[India] Nature or Locals: Who is to Blame for Uttarakhand Forest Fires?
By Eshwar Gole, The Quint, 7 June 2018
Forest fires across Uttarakhand have been a pressing problem for decades.
At least 295 new forest fires were reported from different parts of Uttarakhand on 21 May itself, prompting Chief Minister Trivendra Singh Rawat to reprimand the officials concerned for their “lack of preparedness”.
How corrupt elections fuel the sell-off of Indonesia’s natural resources
Gecko Project, 7 June 2018
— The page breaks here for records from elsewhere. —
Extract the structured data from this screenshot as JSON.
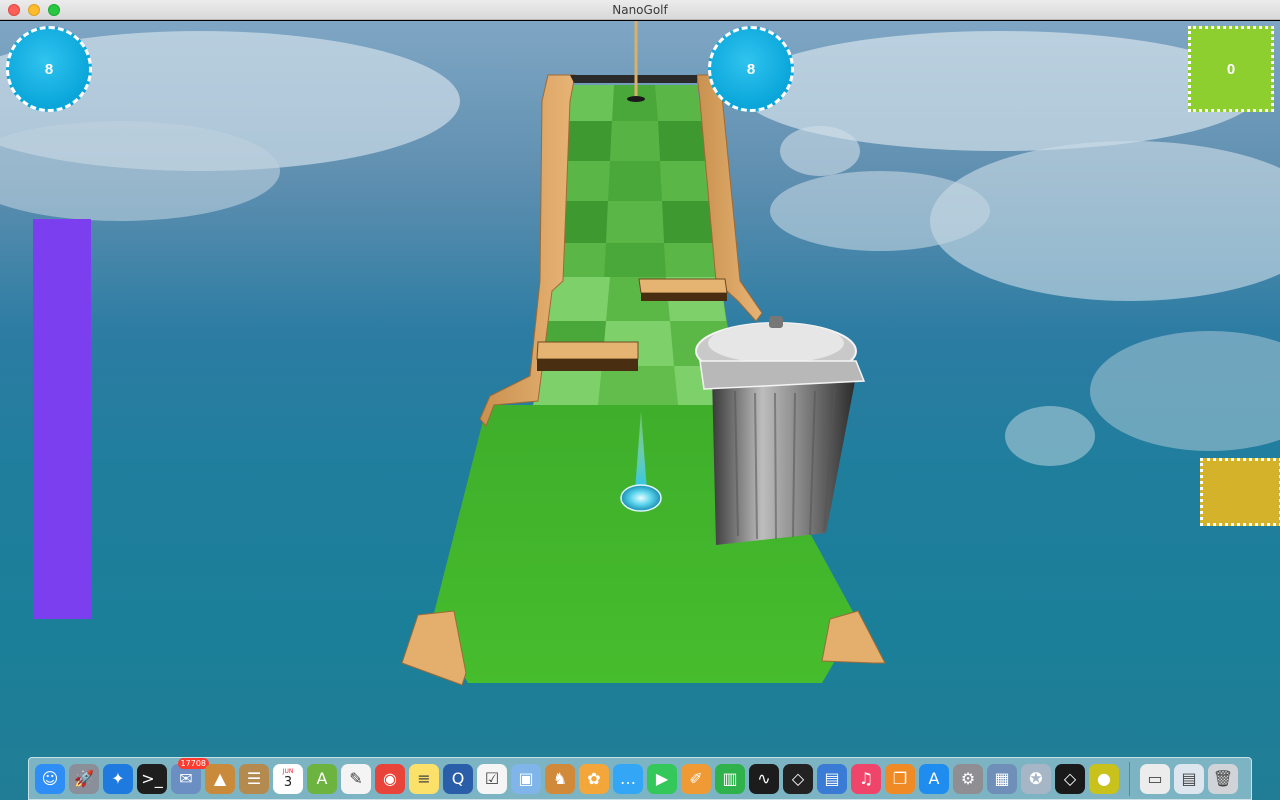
{
  "window": {
    "title": "NanoGolf"
  },
  "hud": {
    "left_counter": "8",
    "center_counter": "8",
    "score": "0",
    "colors": {
      "counter_bg": "#0aa6da",
      "score_bg": "#8ccf2e",
      "side_button_bg": "#d4b32a",
      "power_bar": "#7b3ff0"
    }
  },
  "dock": {
    "badge_mail": "17708",
    "calendar_day": "3",
    "calendar_month": "JUN",
    "icons": [
      {
        "name": "finder-icon",
        "color": "#2f8ef5",
        "glyph": "☺"
      },
      {
        "name": "launchpad-icon",
        "color": "#8a8f99",
        "glyph": "🚀"
      },
      {
        "name": "safari-icon",
        "color": "#1f7ae0",
        "glyph": "✦"
      },
      {
        "name": "terminal-icon",
        "color": "#1e1e1e",
        "glyph": ">_"
      },
      {
        "name": "mail-stamp-icon",
        "color": "#6b8fc2",
        "glyph": "✉"
      },
      {
        "name": "app-icon-1",
        "color": "#c98a3b",
        "glyph": "▲"
      },
      {
        "name": "contacts-icon",
        "color": "#b58a4f",
        "glyph": "☰"
      },
      {
        "name": "calendar-icon",
        "color": "#ffffff",
        "glyph": ""
      },
      {
        "name": "android-studio-icon",
        "color": "#6db33f",
        "glyph": "A"
      },
      {
        "name": "textedit-icon",
        "color": "#f4f4f4",
        "glyph": "✎"
      },
      {
        "name": "chrome-icon",
        "color": "#e9443a",
        "glyph": "◉"
      },
      {
        "name": "notes-icon",
        "color": "#fbe16a",
        "glyph": "≡"
      },
      {
        "name": "quicktime-icon",
        "color": "#2a5ea8",
        "glyph": "Q"
      },
      {
        "name": "reminders-icon",
        "color": "#f5f5f5",
        "glyph": "☑"
      },
      {
        "name": "preview-icon",
        "color": "#7fb5e8",
        "glyph": "▣"
      },
      {
        "name": "app-icon-2",
        "color": "#d08a3a",
        "glyph": "♞"
      },
      {
        "name": "photos-icon",
        "color": "#f3a63a",
        "glyph": "✿"
      },
      {
        "name": "messages-icon",
        "color": "#33a7f5",
        "glyph": "…"
      },
      {
        "name": "facetime-icon",
        "color": "#34c759",
        "glyph": "▶"
      },
      {
        "name": "pages-icon",
        "color": "#f09a36",
        "glyph": "✐"
      },
      {
        "name": "numbers-icon",
        "color": "#2fb24c",
        "glyph": "▥"
      },
      {
        "name": "activity-monitor-icon",
        "color": "#1c1c1c",
        "glyph": "∿"
      },
      {
        "name": "unity-icon",
        "color": "#222222",
        "glyph": "◇"
      },
      {
        "name": "keynote-icon",
        "color": "#3a7bd5",
        "glyph": "▤"
      },
      {
        "name": "itunes-icon",
        "color": "#f0456a",
        "glyph": "♫"
      },
      {
        "name": "ibooks-icon",
        "color": "#f08a24",
        "glyph": "❐"
      },
      {
        "name": "app-store-icon",
        "color": "#1f8cf0",
        "glyph": "A"
      },
      {
        "name": "system-preferences-icon",
        "color": "#8e8e93",
        "glyph": "⚙"
      },
      {
        "name": "image-capture-icon",
        "color": "#6f8fb8",
        "glyph": "▦"
      },
      {
        "name": "directory-utility-icon",
        "color": "#a6b6c6",
        "glyph": "✪"
      },
      {
        "name": "unity-hub-icon",
        "color": "#1a1a1a",
        "glyph": "◇"
      },
      {
        "name": "nanogolf-icon",
        "color": "#c9c21c",
        "glyph": "●"
      }
    ],
    "right_icons": [
      {
        "name": "downloads-stack-icon",
        "color": "#ececec",
        "glyph": "▭"
      },
      {
        "name": "documents-stack-icon",
        "color": "#dde6ee",
        "glyph": "▤"
      },
      {
        "name": "trash-icon",
        "color": "#d0d4d8",
        "glyph": "🗑"
      }
    ]
  }
}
In June this year, elections will take place in 171 districts, provinces and municipalities across Indonesia. On paper, millions of citizens in the world’s third-largest democracy will be afforded the right to select leaders with extensive powers over their everyday lives. In practice, however, most will be offered a choice between candidates already hopelessly in hock to secretive corporate interests. Many citizens will unknowingly vote for politicians backed by companies that have violated their human rights and caused irrevocable harm to the environment.
8 June 2018
The best way to save the planet? Drop meat and dairy
By George Monbiot, The Guardian, 8 June 2018
Whether human beings survive this century and the next, whether other lifeforms can live alongside us: more than anything, this depends on the way we eat. We can cut our consumption of everything else almost to zero and still we will drive living systems to collapse, unless we change our diets.
All the evidence now points in one direction: the crucial shift is from an animal- to a plant-based diet. A paper published last week in Science reveals that while some kinds of meat and dairy production are more damaging than others, all are more harmful to the living world than growing plant protein.
Carbon market: Industry reveals sharp uptick in confidence in EU ETS following reforms
By Madeleine Cuff, BusinessGreen, 8 June 2018
The European Emissions Trading System (ETS) is set to become an increasingly important tool for decarbonisation, thanks to recent reforms.
That is the view of a growing number of carbon market participants, according to a new survey of 370 traders and analysts, released yesterday by the Thomson Reuters Point Carbon team.
[Indonesia] In pursuit of traceability, palm oil giant tests GPS-based solution
By Hans Nicholas Jong, Mongabay, 8 June 2018
One of the world’s biggest palm oil companies is testing new GPS-based technology to trace the provenance of palm fruit all the way back to the plantation where it was grown.
But Singapore-listed Golden Agri-Resources (GAR), which manages more than 5,000 square kilometers (1,940 square miles) of plantations in Indonesia — an area the size of Grand Canyon National Park — acknowledges that the opaque nature of the supply side of the industry makes the endeavor a challenging one.
[New Zealand] Forestry ETS rules get overhaul
Waatea News, 8 June 2018
Changes to the scheme by the previous Government his Maori landowners hard, with the value of carbon credits plummeting and little incentive for forest owners to replant.
Forestry Minister Shane Jones and Climate Change Minister James Shaw have released a consultation paper proposing 12 changes.